## PROBLEM
Copy out all the lines of the data that hold the word "with".

DATA SUPPLIED section start

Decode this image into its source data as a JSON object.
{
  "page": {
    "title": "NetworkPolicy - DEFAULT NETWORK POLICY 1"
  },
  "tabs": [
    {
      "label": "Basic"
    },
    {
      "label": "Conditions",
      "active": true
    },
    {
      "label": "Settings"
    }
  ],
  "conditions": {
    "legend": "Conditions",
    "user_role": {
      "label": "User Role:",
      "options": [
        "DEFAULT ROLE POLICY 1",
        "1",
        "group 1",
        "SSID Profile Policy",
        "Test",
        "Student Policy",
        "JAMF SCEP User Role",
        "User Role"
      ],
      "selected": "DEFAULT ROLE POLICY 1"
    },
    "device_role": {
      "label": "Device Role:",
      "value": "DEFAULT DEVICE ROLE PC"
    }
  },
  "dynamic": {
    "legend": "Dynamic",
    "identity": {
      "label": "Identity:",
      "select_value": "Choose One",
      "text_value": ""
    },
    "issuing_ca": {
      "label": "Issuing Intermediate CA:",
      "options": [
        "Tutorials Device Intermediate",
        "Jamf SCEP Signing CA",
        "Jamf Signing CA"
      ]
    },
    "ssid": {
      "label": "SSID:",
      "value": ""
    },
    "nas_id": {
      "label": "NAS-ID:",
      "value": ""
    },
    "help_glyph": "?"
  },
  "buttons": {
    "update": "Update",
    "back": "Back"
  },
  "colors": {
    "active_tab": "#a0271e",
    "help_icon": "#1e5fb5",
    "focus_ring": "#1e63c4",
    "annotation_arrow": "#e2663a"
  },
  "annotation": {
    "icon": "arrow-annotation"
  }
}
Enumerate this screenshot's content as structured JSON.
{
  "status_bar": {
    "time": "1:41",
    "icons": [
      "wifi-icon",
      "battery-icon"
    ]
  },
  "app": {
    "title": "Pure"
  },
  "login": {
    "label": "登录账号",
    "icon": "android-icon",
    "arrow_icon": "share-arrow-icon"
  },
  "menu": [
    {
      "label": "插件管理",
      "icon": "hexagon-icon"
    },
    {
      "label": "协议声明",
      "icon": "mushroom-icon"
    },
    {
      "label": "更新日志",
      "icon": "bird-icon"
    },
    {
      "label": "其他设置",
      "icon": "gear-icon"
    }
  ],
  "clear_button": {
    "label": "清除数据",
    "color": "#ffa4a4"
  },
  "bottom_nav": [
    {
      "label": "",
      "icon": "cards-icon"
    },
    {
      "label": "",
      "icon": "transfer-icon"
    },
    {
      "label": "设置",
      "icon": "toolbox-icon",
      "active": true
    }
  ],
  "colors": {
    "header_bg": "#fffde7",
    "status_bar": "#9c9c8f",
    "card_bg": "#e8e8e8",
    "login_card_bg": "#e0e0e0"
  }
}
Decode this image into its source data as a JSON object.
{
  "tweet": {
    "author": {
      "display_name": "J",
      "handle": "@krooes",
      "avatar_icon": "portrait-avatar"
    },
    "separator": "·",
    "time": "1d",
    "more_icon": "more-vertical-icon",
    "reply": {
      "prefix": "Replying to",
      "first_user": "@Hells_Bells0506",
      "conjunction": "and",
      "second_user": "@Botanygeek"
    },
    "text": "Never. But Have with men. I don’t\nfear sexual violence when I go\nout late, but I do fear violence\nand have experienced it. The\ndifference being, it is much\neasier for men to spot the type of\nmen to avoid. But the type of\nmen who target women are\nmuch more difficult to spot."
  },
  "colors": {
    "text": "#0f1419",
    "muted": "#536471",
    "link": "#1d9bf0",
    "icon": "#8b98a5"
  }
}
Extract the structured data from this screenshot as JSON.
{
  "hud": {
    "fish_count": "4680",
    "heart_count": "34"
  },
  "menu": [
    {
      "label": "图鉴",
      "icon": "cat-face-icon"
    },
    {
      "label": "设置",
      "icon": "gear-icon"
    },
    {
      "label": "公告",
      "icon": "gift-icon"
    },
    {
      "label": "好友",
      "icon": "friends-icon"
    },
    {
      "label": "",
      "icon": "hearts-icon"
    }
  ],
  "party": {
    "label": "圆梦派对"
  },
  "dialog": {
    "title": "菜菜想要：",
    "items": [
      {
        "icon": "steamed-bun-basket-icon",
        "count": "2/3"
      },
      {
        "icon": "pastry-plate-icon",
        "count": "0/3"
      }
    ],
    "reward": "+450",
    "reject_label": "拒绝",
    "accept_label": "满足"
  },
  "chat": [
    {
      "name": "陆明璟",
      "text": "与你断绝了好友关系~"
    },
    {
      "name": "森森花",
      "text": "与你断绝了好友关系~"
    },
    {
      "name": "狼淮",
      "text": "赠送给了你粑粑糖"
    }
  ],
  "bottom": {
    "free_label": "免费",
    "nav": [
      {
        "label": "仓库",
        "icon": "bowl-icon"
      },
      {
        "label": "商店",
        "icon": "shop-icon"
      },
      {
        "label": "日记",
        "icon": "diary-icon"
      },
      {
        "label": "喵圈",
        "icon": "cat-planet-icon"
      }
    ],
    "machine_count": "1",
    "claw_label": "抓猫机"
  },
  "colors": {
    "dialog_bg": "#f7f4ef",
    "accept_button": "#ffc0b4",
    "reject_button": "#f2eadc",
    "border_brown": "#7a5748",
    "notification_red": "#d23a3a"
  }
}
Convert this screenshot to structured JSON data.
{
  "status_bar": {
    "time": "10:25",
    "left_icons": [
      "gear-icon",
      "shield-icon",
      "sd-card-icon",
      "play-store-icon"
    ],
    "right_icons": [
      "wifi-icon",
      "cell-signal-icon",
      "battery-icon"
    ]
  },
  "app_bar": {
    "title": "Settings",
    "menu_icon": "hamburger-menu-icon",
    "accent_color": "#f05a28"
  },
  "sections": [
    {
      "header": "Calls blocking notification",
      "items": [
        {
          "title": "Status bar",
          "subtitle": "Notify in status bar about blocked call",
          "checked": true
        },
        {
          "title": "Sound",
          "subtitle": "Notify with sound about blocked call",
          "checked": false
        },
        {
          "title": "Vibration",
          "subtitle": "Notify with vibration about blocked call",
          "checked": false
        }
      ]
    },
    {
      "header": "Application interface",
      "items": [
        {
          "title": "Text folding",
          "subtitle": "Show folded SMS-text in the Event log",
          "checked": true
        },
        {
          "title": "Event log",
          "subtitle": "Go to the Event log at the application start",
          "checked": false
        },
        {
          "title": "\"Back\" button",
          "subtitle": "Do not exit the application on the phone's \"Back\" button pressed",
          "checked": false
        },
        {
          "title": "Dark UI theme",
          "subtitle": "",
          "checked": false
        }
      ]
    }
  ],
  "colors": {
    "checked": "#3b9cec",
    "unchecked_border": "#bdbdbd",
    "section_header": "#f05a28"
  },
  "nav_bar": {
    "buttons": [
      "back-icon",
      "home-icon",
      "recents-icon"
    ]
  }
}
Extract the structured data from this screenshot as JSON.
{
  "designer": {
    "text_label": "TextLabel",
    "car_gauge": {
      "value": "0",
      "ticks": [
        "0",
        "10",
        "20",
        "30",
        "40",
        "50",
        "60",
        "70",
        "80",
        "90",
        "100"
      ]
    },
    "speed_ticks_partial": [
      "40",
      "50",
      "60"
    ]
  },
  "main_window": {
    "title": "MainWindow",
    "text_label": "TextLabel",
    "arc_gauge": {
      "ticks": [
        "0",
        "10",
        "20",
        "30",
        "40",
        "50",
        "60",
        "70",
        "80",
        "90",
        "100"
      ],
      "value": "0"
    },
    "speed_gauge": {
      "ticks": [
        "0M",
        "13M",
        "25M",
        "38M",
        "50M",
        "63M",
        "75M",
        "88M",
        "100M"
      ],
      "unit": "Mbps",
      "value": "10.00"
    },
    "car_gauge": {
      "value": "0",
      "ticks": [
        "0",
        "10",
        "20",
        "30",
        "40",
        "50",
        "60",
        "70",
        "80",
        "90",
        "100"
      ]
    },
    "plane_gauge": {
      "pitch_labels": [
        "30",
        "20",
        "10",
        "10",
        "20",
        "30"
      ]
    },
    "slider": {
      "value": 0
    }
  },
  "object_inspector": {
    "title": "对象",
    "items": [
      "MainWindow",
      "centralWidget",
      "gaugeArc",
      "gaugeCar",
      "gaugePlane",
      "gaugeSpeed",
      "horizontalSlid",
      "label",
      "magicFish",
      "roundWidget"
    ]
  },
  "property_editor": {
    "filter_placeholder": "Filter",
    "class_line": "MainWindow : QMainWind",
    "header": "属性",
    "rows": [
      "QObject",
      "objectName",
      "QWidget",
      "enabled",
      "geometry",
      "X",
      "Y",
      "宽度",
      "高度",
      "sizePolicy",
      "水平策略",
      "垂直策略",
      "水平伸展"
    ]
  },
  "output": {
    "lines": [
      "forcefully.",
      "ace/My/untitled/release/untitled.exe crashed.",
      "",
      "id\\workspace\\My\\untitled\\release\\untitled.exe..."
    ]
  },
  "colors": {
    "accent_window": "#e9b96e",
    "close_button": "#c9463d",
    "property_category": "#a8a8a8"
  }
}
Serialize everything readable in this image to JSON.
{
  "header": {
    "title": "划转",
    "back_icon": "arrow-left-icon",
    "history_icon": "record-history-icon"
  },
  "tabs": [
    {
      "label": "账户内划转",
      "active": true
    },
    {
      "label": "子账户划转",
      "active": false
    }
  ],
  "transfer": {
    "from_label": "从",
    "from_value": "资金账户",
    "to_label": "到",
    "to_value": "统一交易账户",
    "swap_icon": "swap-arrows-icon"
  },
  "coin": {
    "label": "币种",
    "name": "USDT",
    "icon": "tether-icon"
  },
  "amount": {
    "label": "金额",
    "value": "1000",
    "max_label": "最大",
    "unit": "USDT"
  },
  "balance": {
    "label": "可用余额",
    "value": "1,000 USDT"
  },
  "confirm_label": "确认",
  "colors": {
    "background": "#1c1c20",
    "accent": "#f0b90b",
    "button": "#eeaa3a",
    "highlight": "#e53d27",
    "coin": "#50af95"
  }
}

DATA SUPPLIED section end

## RESPONSE
    "text": "Never. But Have with men. I don’t\nfear sexual violence when I go\nout late, but I do fear violence\nand have experienced it. The\ndifference being, it is much\neasier for men to spot the type of\nmen to avoid. But the type of\nmen who target women are\nmuch more difficult to spot."
          "subtitle": "Notify with sound about blocked call",
          "subtitle": "Notify with vibration about blocked call",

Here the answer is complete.